Being charged with a DUI can impact an individual financially as well as jeopardize his or her driving privileges. There are a number of defenses available in a DUI case that may reduce a charge or result in an acquittal. A recent case, which the defendant ultimately lost, helps illustrate one of those defenses. The New York State appellate division ruled on a case where a defendant was arrested for driving under the influence. The defendant was taken to the police station where the arresting officer and two other experienced officers witnessed a Breathalyzer test and an additional 13-step procedure. One officer administered the Breathalyzer test, along with the 13-step procedure, while another officer videoed the events.
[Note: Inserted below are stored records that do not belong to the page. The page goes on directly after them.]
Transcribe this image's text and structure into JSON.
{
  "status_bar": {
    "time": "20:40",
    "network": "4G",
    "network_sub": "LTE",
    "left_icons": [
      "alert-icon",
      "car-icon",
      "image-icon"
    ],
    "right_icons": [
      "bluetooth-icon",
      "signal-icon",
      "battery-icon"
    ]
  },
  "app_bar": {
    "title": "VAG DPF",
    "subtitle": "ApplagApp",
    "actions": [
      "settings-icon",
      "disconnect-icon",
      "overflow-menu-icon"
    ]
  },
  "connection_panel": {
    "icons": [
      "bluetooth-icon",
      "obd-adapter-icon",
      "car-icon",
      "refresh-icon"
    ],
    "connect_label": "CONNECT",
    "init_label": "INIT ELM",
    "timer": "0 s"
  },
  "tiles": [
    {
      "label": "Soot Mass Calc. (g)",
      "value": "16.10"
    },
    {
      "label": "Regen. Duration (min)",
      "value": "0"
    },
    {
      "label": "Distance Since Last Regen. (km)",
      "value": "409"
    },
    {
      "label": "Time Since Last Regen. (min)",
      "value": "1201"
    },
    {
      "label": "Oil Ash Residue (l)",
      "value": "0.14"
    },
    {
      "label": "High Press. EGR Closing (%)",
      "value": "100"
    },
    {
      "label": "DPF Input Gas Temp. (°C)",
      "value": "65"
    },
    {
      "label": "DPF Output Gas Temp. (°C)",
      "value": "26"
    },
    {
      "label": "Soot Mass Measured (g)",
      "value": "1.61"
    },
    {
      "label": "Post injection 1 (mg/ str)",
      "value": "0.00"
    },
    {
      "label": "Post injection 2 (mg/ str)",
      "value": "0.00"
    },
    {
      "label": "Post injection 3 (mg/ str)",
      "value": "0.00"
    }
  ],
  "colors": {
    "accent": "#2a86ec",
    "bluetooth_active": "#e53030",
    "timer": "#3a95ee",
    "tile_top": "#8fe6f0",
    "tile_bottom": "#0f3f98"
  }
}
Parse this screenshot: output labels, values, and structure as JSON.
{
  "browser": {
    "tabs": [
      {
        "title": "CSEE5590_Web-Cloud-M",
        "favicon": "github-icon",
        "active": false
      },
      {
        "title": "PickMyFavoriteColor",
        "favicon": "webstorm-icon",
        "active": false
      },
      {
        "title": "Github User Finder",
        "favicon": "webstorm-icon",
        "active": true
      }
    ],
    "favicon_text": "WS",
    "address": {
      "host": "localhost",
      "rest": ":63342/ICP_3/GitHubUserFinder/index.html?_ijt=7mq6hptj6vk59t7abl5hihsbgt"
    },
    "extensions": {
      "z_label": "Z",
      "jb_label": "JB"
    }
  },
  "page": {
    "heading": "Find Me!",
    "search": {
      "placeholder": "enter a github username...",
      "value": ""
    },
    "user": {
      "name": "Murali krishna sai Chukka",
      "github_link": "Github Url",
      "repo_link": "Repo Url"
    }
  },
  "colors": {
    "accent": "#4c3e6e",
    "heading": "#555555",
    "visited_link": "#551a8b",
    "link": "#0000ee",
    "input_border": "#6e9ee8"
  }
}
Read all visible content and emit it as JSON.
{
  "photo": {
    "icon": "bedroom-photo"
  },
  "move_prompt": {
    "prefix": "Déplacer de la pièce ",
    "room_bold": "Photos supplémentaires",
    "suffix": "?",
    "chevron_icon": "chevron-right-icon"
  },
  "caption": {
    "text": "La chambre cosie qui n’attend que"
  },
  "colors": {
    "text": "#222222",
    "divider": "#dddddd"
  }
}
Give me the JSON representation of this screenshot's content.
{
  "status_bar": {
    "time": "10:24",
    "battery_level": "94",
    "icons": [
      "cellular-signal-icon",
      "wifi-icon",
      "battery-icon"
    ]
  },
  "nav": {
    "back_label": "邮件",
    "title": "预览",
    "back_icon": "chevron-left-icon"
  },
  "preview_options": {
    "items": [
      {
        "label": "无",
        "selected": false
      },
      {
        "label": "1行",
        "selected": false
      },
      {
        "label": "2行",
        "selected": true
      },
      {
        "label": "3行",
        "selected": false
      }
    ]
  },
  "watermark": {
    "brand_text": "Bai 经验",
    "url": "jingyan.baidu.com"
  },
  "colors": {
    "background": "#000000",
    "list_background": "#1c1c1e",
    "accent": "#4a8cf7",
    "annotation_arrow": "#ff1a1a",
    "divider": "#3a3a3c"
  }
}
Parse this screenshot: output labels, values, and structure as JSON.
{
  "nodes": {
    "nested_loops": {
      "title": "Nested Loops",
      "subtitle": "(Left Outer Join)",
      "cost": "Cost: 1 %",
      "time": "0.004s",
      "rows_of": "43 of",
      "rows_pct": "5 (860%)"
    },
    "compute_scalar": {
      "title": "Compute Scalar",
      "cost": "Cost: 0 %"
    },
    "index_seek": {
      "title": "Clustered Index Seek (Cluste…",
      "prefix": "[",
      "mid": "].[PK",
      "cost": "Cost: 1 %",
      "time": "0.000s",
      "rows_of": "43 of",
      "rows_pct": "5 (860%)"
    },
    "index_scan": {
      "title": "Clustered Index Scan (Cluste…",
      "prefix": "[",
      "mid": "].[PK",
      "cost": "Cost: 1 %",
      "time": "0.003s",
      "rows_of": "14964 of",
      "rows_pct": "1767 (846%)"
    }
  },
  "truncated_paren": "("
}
The first two Breathalyzer attempts resulted in two errors. On the third attempt, the defendant’s blood alcohol level (BAL) registered at 0.25. The officer who performed the Breathalyzer and additional 13-step procedure retired from the police department and was unavailable to testify. Due to this, the police officer that documented the testing through video was called to testify in court where he indicated that he believed the defendant was under the influence of alcohol. In the case, the 13-step procedure checklist was not offered into evidence. However, the jury found the defendant guilty of driving while under the influence. The defendant appealed the conviction.
The lower appellate court found that the defendant’s Confrontation Clause rights were violated. The court reversed the conviction, based on the fact that the retired officer was unable to testify at trial and the other officer being unable to testify about the Breathalyzer machine’s error because he didn’t personally observe it during the actual test. Furthermore, the court noted that testimony by a witness against a defendant is inadmissible unless the person offering the testimony appears at the criminal trial, or if a defendant was able to previously cross-examine the person. The prosecution appealed.
The second department applied case precedent interpreting the Confrontation Clause. The court found that the defendant’s rights were not violated. The court reasoned that the testifying officer witnessed the breathalyzer test and was present the entire time. The officer had experience and was trained on how to understand and operate the mechanism. In addition, the officer testified that due to his experience and training, he was able to recognize whether the mechanism was functioning properly. Furthermore, the testifying officer had sufficient time to observe the defendant.
An experienced Long Island DUI/DWI lawyer can help minimize the impact that a DUI/DWI charge can have on your life. The Long Island DWI lawyers at McGuire, Peláez & Bennett P.C. are experienced in handling these cases and will fight vigorously on your behalf. For more information or to schedule a consultation, contact our Suffolk County DUI lawyers at 631-348-1702.